In an interview in Riyadh, executive Daniel Pinto said the firm will use the “three banks we already have in Europe as anchors for our operations” as it tries to protect its business in the region once Britain leaves. That means Dublin, Frankfurt and Luxembourg.
“We will have to move hundreds of people in the short term to be ready for day one, when negotiations finish, and then we will look at the longer-term numbers,” said Pinto. “We have to plan for a scenario where there is no U.K.-EU passporting deal, and we have to move a substantial portion of our business to continue serving our European clients.”
For banks looking to flee London, the European Central Bank warned that those applying to locate in the EU not only must be well capitalized, but also have enough local staff.
Separately, London Stock Exchange Group warned against a move by the EU to limit euro clearing in its home city, saying the attempt would put investors and financial firms at risk.
Postcard from Walsall
Bloomberg’s Thomas Penny travelled to the urban sprawl of the English Midlands to report on the places where Britain’s desire to leave the EU is strongest and where May’s decision to send her country back to the ballot box less than a year later will turn out to be a master stroke — or reckless.
More than 70 percent of voters in Walsall North backed Brexit and May’s Conservative Party lost it to the opposition Labour Party by fewer than 2,000 votes in 2015.
Before Walsall North votes, there will be regional elections on Thursday that may provide pointers to what will happen in June. Eddie Buckle has compiled a series of charts to explain what’s at stake.
- Most people surveyed by Ipsos MORI don’t expect May to achieve her aim of cutting migration to the “tens of thousands.” Some 52 percent are against offering visas for hospitality workers such as baristas, while at least 60 percent reckon doctors, nurses, academics and computer specialists should be considered for special visas
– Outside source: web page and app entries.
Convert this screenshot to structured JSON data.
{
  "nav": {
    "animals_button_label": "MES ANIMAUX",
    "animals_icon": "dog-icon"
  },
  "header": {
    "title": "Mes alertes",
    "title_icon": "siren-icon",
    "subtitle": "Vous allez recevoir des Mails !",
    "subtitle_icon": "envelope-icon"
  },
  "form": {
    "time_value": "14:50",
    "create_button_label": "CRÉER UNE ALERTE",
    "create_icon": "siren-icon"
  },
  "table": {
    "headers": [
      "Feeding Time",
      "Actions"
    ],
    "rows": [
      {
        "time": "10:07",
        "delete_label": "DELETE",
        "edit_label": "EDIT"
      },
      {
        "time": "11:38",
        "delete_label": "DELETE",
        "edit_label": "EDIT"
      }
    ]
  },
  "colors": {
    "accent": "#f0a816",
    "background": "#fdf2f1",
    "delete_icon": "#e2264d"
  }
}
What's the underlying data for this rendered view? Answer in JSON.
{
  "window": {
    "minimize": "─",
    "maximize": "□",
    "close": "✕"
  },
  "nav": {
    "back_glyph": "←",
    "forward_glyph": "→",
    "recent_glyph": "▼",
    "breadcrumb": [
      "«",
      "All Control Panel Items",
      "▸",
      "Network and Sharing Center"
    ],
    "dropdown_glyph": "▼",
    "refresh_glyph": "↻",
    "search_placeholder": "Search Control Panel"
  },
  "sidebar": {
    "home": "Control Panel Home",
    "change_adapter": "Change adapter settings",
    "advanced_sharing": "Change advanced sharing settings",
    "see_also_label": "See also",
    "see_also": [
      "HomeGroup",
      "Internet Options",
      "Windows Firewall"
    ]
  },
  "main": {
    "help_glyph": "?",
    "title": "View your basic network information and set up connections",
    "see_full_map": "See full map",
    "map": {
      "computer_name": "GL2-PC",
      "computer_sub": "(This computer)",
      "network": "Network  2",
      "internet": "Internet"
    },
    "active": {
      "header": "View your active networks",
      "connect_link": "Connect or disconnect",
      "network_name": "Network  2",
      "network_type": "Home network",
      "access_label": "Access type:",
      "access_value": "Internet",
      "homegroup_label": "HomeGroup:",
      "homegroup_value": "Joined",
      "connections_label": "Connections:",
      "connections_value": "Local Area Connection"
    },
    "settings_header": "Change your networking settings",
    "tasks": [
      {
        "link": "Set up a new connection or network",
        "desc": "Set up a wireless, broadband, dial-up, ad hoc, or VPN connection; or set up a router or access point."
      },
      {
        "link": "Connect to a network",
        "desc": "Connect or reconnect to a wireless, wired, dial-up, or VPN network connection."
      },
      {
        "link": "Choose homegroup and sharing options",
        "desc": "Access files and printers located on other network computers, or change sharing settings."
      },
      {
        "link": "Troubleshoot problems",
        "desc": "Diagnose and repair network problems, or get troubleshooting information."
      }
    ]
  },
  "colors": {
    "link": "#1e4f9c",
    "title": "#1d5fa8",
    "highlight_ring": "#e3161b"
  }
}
- Lawmakers said there needs to be a transition deal after Brexit to prevent farmers being hurt by “potentially disastrous” tariffs
- Ireland says in preparation document that parallel Brexit talks are possible if progress is made
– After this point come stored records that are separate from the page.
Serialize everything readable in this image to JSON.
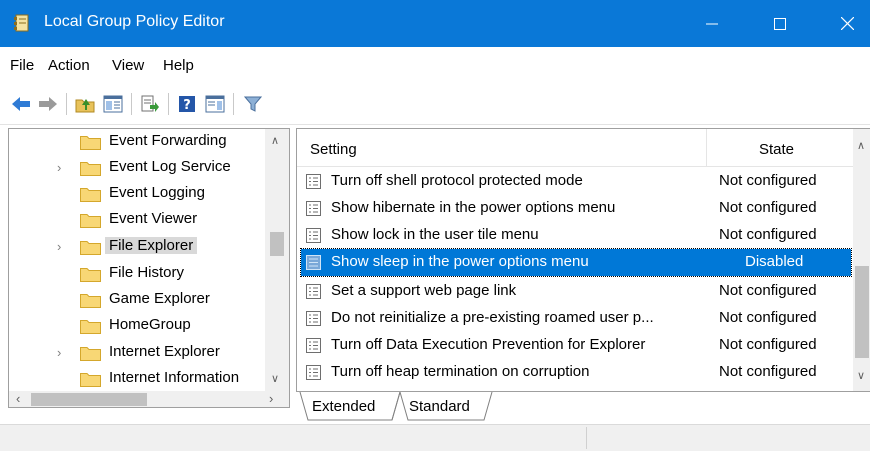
{
  "window": {
    "title": "Local Group Policy Editor",
    "accent_color": "#0a78d7",
    "controls": [
      "minimize-icon",
      "maximize-icon",
      "close-icon"
    ]
  },
  "menu": {
    "file": "File",
    "action": "Action",
    "view": "View",
    "help": "Help"
  },
  "toolbar": {
    "buttons": [
      "back-arrow-icon",
      "forward-arrow-icon",
      "up-folder-icon",
      "show-hide-tree-icon",
      "export-list-icon",
      "help-icon",
      "properties-icon",
      "filter-icon"
    ]
  },
  "tree": {
    "items": [
      {
        "label": "Event Forwarding",
        "expandable": false
      },
      {
        "label": "Event Log Service",
        "expandable": true
      },
      {
        "label": "Event Logging",
        "expandable": false
      },
      {
        "label": "Event Viewer",
        "expandable": false
      },
      {
        "label": "File Explorer",
        "expandable": true,
        "selected": true
      },
      {
        "label": "File History",
        "expandable": false
      },
      {
        "label": "Game Explorer",
        "expandable": false
      },
      {
        "label": "HomeGroup",
        "expandable": false
      },
      {
        "label": "Internet Explorer",
        "expandable": true
      },
      {
        "label": "Internet Information",
        "expandable": false
      }
    ]
  },
  "list": {
    "columns": {
      "setting": "Setting",
      "state": "State"
    },
    "rows": [
      {
        "name": "Turn off shell protocol protected mode",
        "state": "Not configured"
      },
      {
        "name": "Show hibernate in the power options menu",
        "state": "Not configured"
      },
      {
        "name": "Show lock in the user tile menu",
        "state": "Not configured"
      },
      {
        "name": "Show sleep in the power options menu",
        "state": "Disabled",
        "selected": true
      },
      {
        "name": "Set a support web page link",
        "state": "Not configured"
      },
      {
        "name": "Do not reinitialize a pre-existing roamed user p...",
        "state": "Not configured"
      },
      {
        "name": "Turn off Data Execution Prevention for Explorer",
        "state": "Not configured"
      },
      {
        "name": "Turn off heap termination on corruption",
        "state": "Not configured"
      }
    ],
    "selection_color": "#0078d7"
  },
  "tabs": {
    "extended": "Extended",
    "standard": "Standard"
  }
}
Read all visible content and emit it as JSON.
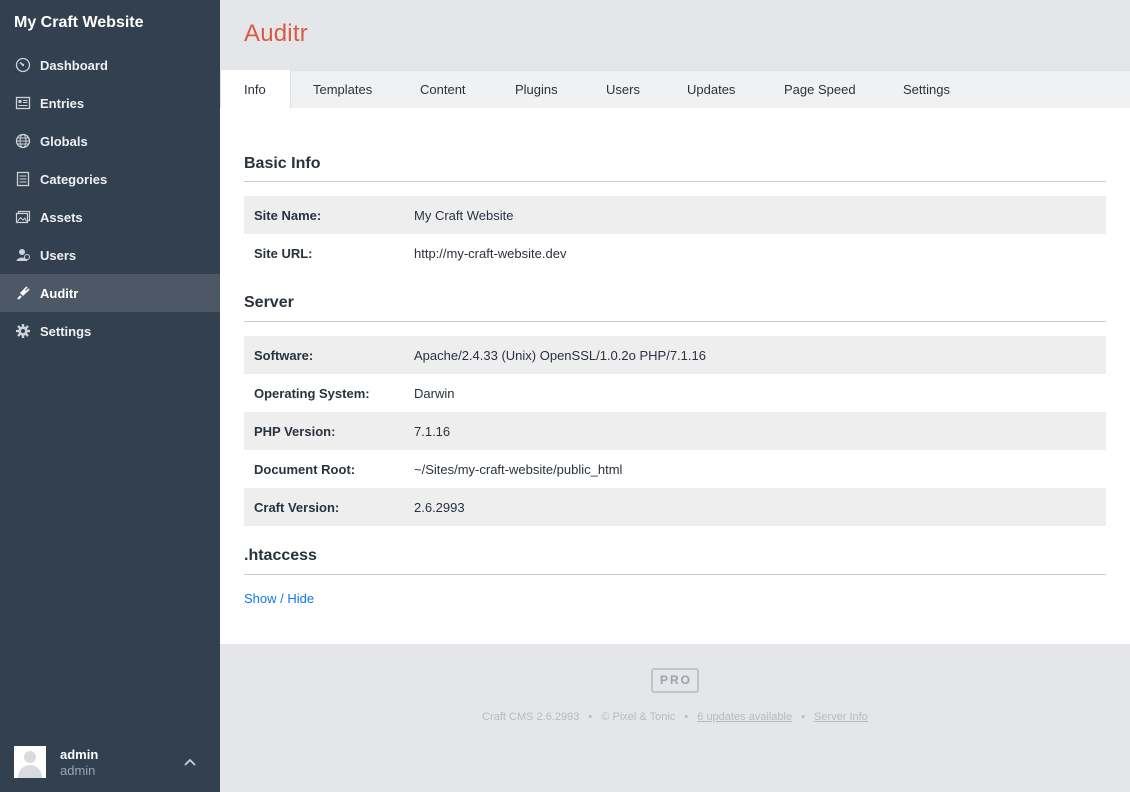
{
  "sidebar": {
    "site_name": "My Craft Website",
    "items": [
      {
        "label": "Dashboard",
        "icon": "dashboard-gauge-icon"
      },
      {
        "label": "Entries",
        "icon": "entries-icon"
      },
      {
        "label": "Globals",
        "icon": "globe-icon"
      },
      {
        "label": "Categories",
        "icon": "categories-icon"
      },
      {
        "label": "Assets",
        "icon": "assets-images-icon"
      },
      {
        "label": "Users",
        "icon": "users-icon"
      },
      {
        "label": "Auditr",
        "icon": "plug-icon",
        "active": true
      },
      {
        "label": "Settings",
        "icon": "gear-icon"
      }
    ],
    "user": {
      "name": "admin",
      "role": "admin"
    }
  },
  "header": {
    "title": "Auditr"
  },
  "tabs": [
    {
      "label": "Info",
      "active": true
    },
    {
      "label": "Templates"
    },
    {
      "label": "Content"
    },
    {
      "label": "Plugins"
    },
    {
      "label": "Users"
    },
    {
      "label": "Updates"
    },
    {
      "label": "Page Speed"
    },
    {
      "label": "Settings"
    }
  ],
  "basic_info": {
    "title": "Basic Info",
    "rows": [
      {
        "label": "Site Name:",
        "value": "My Craft Website"
      },
      {
        "label": "Site URL:",
        "value": "http://my-craft-website.dev"
      }
    ]
  },
  "server": {
    "title": "Server",
    "rows": [
      {
        "label": "Software:",
        "value": "Apache/2.4.33 (Unix) OpenSSL/1.0.2o PHP/7.1.16"
      },
      {
        "label": "Operating System:",
        "value": "Darwin"
      },
      {
        "label": "PHP Version:",
        "value": "7.1.16"
      },
      {
        "label": "Document Root:",
        "value": "~/Sites/my-craft-website/public_html"
      },
      {
        "label": "Craft Version:",
        "value": "2.6.2993"
      }
    ]
  },
  "htaccess": {
    "title": ".htaccess",
    "toggle_label": "Show / Hide"
  },
  "footer": {
    "badge": "PRO",
    "cms_version": "Craft CMS 2.6.2993",
    "copyright": "© Pixel & Tonic",
    "updates_link": "6 updates available",
    "server_info_link": "Server Info",
    "separator": "•"
  },
  "colors": {
    "sidebar_bg": "#33404f",
    "sidebar_active": "#4d5867",
    "title_accent": "#da5a47",
    "link": "#0d78f2"
  }
}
- QBE Insurance Group is “well advanced” in its plans to establish a new location for its European business, chairman says
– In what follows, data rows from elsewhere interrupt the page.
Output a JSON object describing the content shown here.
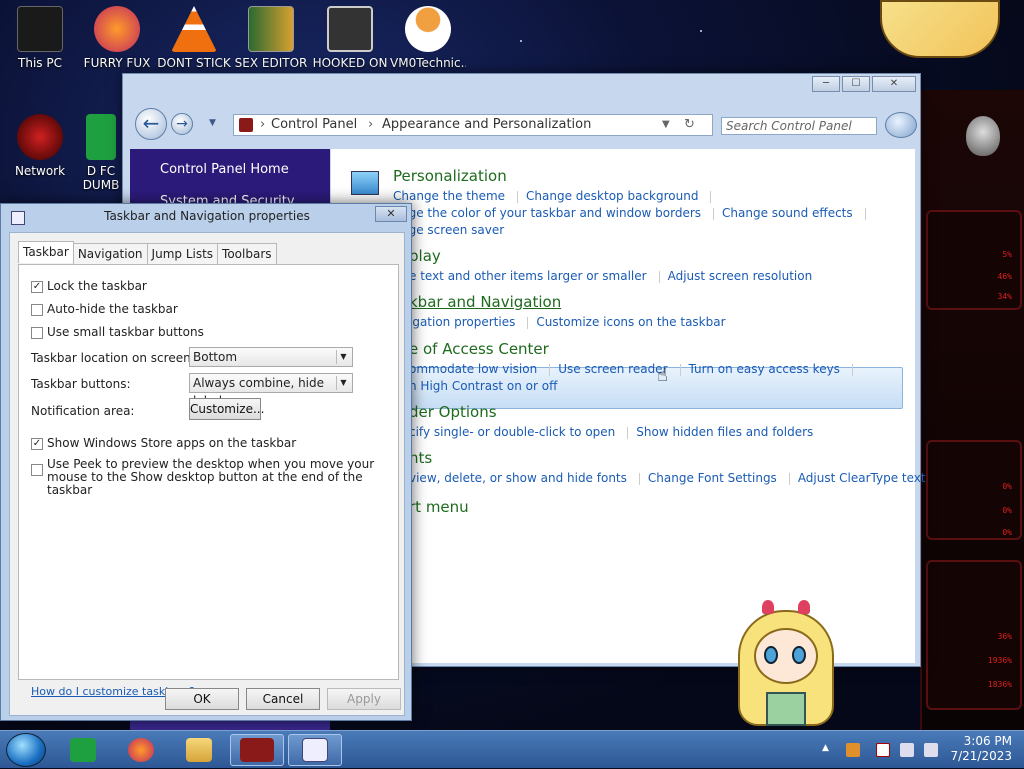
{
  "desktop": {
    "icons": [
      {
        "label": "This PC",
        "color": "#1a1a1a"
      },
      {
        "label": "FURRY FUX",
        "color": "#e05a20"
      },
      {
        "label": "DONT STICK",
        "color": "#f07010"
      },
      {
        "label": "SEX EDITOR",
        "color": "#d8a030"
      },
      {
        "label": "HOOKED ON",
        "color": "#333333"
      },
      {
        "label": "VM0Technic...",
        "color": "#f0a040"
      },
      {
        "label": "Network",
        "color": "#a01818"
      },
      {
        "label": "D FC DUMB",
        "color": "#1fa040"
      }
    ]
  },
  "control_panel": {
    "window_buttons": [
      "─",
      "☐",
      "✕"
    ],
    "address": {
      "crumb1": "Control Panel",
      "crumb2": "Appearance and Personalization",
      "sep": "›"
    },
    "search_placeholder": "Search Control Panel",
    "sidebar": [
      "Control Panel Home",
      "System and Security"
    ],
    "categories": [
      {
        "title": "Personalization",
        "links": [
          "Change the theme",
          "Change desktop background",
          "nge the color of your taskbar and window borders",
          "Change sound effects",
          "nge screen saver"
        ]
      },
      {
        "title": "play",
        "links": [
          "e text and other items larger or smaller",
          "Adjust screen resolution"
        ]
      },
      {
        "title": "kbar and Navigation",
        "links": [
          "igation properties",
          "Customize icons on the taskbar"
        ]
      },
      {
        "title": "e of Access Center",
        "links": [
          "ommodate low vision",
          "Use screen reader",
          "Turn on easy access keys",
          "n High Contrast on or off"
        ]
      },
      {
        "title": "der Options",
        "links": [
          "cify single- or double-click to open",
          "Show hidden files and folders"
        ]
      },
      {
        "title": "nts",
        "links": [
          "view, delete, or show and hide fonts",
          "Change Font Settings",
          "Adjust ClearType text"
        ]
      },
      {
        "title": "rt menu",
        "links": []
      }
    ]
  },
  "dialog": {
    "title": "Taskbar and Navigation properties",
    "close": "✕",
    "tabs": [
      "Taskbar",
      "Navigation",
      "Jump Lists",
      "Toolbars"
    ],
    "options": {
      "lock": {
        "label": "Lock the taskbar",
        "checked": "✓"
      },
      "autohide": {
        "label": "Auto-hide the taskbar",
        "checked": ""
      },
      "small": {
        "label": "Use small taskbar buttons",
        "checked": ""
      },
      "store": {
        "label": "Show Windows Store apps on the taskbar",
        "checked": "✓"
      },
      "peek": {
        "label": "Use Peek to preview the desktop when you move your mouse to the Show desktop button at the end of the taskbar",
        "checked": ""
      }
    },
    "location_label": "Taskbar location on screen:",
    "location_value": "Bottom",
    "buttons_label": "Taskbar buttons:",
    "buttons_value": "Always combine, hide labels",
    "notification_label": "Notification area:",
    "customize": "Customize...",
    "help_link": "How do I customize taskbars?",
    "ok": "OK",
    "cancel": "Cancel",
    "apply": "Apply"
  },
  "panel_values": [
    "5%",
    "46%",
    "34%",
    "0%",
    "0%",
    "0%",
    "36%",
    "1936%",
    "1836%"
  ],
  "taskbar": {
    "time": "3:06 PM",
    "date": "7/21/2023"
  }
}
- Spain wants to end Gibraltar’s special status on tax and customs when U.K. leaves EU, El Pais reports.
On the Markets
The pound steadied on Tuesday after its previous decline allowed U.K. manufacturing to unexpectedly grow at the fastest pace in three years.
Nomura strategists noted in a report on Tuesday that the noise surrounding the Brexit talks already seems to be priced into the pound’s value, which means it should continue to rise against the dollar, perhaps to as much as $1.37 or higher. ING said the diminishing risks of a “cliff edge” Brexit mean sterling will soon stop falling against the euro.
By contrast, Simon Derrick of Bank of New York Mellon Corp wrote that sterling “is not bulletproof” and “may now find upward progress rather harder” as attention turns to the negotiations.
Meantime, a French asset-management firm has been investing in European exporters that sell most of their products outside the bloc, thereby offering its clients an opportunity to hedge against the euro zone’s break-up.
Mark Twain advised never to pick a fight with people “who buy ink by the barrel.”
Now almost a year since he was fired by May, former Chancellor of the Exchequer George Osborne is sitting in the editor’s chair at the London Evening Standard.
In Osborne’s first day in the job, the Standard’s front page declared “Brussels twists knife on Brexit” and an editorial inside described the decision to leave the EU as an “historical mistake.”
Meanwhile, the internal workings of another influential daily were laid bare as the New York Times secured access to The Sun’s offices in a bid to better understand its role in the referendum.